Speaking of clerics, our new friend Crystal was probably the MVP of this encounter, casting a silence spell that made it impossible for the wizards to use magic within a certain radius. It bought us time, and allowed us to mount a comeback and claim victory. We acquired two more crystal keys, and thanks to a successful arcana check, found the magical junk in this room, over ten pounds worth, to be worth 1500 gold pieces! Naturally, we make Tassidar carry it all. He has a strength score of 20 (the highest possible for a PC under D&D Next rules), and as he’s fond of reminding us, he’s 7’0″ tall and over 300 pounds. We also find a healing potion, which Waxon drinks immediately out of necessity.

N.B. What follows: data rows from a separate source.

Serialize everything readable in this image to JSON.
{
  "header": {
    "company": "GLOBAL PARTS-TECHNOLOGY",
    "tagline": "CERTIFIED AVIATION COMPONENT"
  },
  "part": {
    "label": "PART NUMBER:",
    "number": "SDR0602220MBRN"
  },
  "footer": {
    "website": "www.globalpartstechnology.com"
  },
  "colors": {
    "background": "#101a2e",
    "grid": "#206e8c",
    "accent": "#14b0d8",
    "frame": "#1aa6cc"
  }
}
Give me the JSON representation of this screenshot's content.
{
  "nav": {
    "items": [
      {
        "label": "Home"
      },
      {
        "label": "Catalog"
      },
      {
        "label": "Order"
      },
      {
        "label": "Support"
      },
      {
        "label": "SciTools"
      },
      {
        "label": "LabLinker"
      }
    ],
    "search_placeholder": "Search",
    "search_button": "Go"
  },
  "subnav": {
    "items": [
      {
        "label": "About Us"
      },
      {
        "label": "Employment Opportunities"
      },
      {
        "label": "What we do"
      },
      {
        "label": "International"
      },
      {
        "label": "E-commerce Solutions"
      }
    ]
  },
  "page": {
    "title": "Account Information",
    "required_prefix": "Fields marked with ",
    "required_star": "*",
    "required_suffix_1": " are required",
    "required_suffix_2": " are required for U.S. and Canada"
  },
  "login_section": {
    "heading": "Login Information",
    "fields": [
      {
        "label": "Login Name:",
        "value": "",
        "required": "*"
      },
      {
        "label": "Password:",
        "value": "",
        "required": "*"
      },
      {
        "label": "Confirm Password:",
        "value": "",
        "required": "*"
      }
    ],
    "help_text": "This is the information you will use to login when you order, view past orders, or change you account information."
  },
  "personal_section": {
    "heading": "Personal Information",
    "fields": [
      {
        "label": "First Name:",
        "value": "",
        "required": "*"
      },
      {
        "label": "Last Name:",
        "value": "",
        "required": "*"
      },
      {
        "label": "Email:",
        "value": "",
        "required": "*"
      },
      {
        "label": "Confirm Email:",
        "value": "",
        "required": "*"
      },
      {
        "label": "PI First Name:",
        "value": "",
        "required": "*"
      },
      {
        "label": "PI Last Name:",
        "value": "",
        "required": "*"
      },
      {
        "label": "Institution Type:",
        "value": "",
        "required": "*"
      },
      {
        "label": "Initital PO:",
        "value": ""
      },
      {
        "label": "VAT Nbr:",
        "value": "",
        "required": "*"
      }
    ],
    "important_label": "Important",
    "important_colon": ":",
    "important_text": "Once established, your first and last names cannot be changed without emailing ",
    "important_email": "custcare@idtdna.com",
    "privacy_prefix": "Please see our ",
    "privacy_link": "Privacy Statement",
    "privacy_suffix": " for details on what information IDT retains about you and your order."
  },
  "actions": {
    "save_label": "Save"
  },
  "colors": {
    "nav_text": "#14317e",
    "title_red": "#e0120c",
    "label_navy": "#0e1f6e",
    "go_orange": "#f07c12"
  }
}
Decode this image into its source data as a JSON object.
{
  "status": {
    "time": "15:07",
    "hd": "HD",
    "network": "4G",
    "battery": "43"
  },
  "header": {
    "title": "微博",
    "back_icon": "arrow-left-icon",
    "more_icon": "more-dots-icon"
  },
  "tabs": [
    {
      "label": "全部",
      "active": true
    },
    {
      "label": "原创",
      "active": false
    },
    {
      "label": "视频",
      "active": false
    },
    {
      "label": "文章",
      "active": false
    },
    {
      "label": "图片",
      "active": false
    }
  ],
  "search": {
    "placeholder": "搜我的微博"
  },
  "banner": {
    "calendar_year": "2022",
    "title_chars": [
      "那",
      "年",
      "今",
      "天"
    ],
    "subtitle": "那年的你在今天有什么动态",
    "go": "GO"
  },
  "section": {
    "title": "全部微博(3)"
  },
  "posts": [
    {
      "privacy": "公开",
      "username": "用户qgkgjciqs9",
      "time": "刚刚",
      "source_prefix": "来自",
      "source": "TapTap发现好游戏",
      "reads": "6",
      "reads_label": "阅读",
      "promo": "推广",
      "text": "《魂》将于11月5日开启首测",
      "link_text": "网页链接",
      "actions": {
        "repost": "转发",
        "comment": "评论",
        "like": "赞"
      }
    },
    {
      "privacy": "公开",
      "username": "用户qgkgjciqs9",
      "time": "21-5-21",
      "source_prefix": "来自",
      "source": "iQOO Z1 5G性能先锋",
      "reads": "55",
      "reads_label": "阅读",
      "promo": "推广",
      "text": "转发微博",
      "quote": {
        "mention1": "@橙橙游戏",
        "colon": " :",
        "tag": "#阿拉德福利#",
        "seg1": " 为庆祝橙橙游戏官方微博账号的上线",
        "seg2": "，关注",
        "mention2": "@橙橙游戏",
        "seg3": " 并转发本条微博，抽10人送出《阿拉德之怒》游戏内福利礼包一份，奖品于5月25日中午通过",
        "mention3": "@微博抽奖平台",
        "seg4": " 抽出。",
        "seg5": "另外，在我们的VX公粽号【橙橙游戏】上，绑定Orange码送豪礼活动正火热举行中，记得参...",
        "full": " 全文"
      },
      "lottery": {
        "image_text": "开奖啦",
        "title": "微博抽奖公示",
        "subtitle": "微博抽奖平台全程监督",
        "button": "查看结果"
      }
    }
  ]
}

Overall, we’re doing well, but we’re running out of healing, and may need to access our emergency stash of healing potions.

The third and final adjoining room we enter has walls adorned with carvings of human monarchs, and twenty huge, white pillars. Standing against some of the pillars are three suits of armor, as well as two flesh golems. There are blue sparks comings from the pillars to the creatures. We surmise that they’re getting recharged. Thanks to a successful arcana check, we determine that the armored suits are helmed horrors, which have tons of innate resistances against physical and magical attacks. In other words, getting into combat with them would probably be a bad idea. There are doors leading to the right of this room, which we slowly try to make our way towards, but unfortunately, Gavan moves adjacent to a pillar, which not only teleports him to a random different pillar, but damages him with blue lightning. The blue sparks stop charging the golems, who are now aware of our presence, and see us as hostile.

While not the most heroic option available to us, we pull our best Monty Python and the Holy Grail impression and…

We retreat and teleport back to the gatehouse where we meet up with the other group, also battered and bruised from their venture into the Golem Laboratories, having fought off iron golems and stone gargoyles before retreating. We also gain some clarification on the ‘Seclusion Crypt,’ an extra-dimensional space where we can take a full rest. Every hour we rest there, when we return to the gatehouse, we age one month. After the first time one uses the Seclusion Crypt, when one rests there, one’s maximum hit point value drops by five. This effect lasts until one is able to take a long rest elsewhere, or one is able to cast ‘remove curse.’ Gavan actually has that spell in his spellbook, but it’s a trade-off; if he casts that, he loses one of his high level spells (i.e. fireball, lightning bolt.) But I digress; we end our play session with most of us electing to use the Seclusion Crypt. The spellcasters and healers are low on magic, so it’s a no brainer, really. The only one who elects not to use it is Szenden, who is actually doing rather well.


Leave a Reply

Fill in your details below or click an icon to log in:

WordPress.com Logo

You are commenting using your WordPress.com account. Log Out /  Change )

Google+ photo

You are commenting using your Google+ account. Log Out /  Change )

Twitter picture

You are commenting using your Twitter account. Log Out /  Change )

Facebook photo

You are commenting using your Facebook account. Log Out /  Change )


Connecting to %s